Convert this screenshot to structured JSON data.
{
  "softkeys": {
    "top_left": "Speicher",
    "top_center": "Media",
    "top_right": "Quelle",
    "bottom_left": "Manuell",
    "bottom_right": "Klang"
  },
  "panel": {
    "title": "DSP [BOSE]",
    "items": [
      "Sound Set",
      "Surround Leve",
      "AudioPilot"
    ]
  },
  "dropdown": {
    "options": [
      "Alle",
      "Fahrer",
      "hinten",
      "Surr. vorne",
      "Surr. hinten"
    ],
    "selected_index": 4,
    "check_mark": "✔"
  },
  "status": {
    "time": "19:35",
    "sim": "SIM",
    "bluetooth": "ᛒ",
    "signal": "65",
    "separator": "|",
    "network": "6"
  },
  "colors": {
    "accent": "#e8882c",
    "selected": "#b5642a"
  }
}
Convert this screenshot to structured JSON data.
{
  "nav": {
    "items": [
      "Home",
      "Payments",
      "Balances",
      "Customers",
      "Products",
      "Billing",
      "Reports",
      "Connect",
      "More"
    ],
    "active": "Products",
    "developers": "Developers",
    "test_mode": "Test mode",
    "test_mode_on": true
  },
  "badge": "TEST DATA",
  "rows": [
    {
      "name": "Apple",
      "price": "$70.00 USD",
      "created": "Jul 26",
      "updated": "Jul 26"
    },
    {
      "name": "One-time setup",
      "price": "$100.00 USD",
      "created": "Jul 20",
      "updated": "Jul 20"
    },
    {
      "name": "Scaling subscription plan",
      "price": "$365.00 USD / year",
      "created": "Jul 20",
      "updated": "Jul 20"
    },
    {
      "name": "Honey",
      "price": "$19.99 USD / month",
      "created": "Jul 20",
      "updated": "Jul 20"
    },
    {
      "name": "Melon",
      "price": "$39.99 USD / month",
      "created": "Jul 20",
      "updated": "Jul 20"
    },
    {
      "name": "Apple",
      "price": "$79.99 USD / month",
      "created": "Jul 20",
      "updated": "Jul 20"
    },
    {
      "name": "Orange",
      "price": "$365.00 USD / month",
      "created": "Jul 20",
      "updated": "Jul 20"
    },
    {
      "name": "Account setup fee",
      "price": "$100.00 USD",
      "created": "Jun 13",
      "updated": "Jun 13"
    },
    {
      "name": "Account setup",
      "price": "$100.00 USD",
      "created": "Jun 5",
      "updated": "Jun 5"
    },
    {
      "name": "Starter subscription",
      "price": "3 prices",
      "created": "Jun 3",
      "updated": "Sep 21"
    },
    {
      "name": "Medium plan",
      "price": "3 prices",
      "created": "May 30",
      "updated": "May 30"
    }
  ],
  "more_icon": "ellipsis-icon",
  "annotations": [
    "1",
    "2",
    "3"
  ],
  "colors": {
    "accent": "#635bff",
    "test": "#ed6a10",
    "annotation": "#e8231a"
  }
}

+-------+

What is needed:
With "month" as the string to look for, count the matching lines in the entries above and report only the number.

Output:
4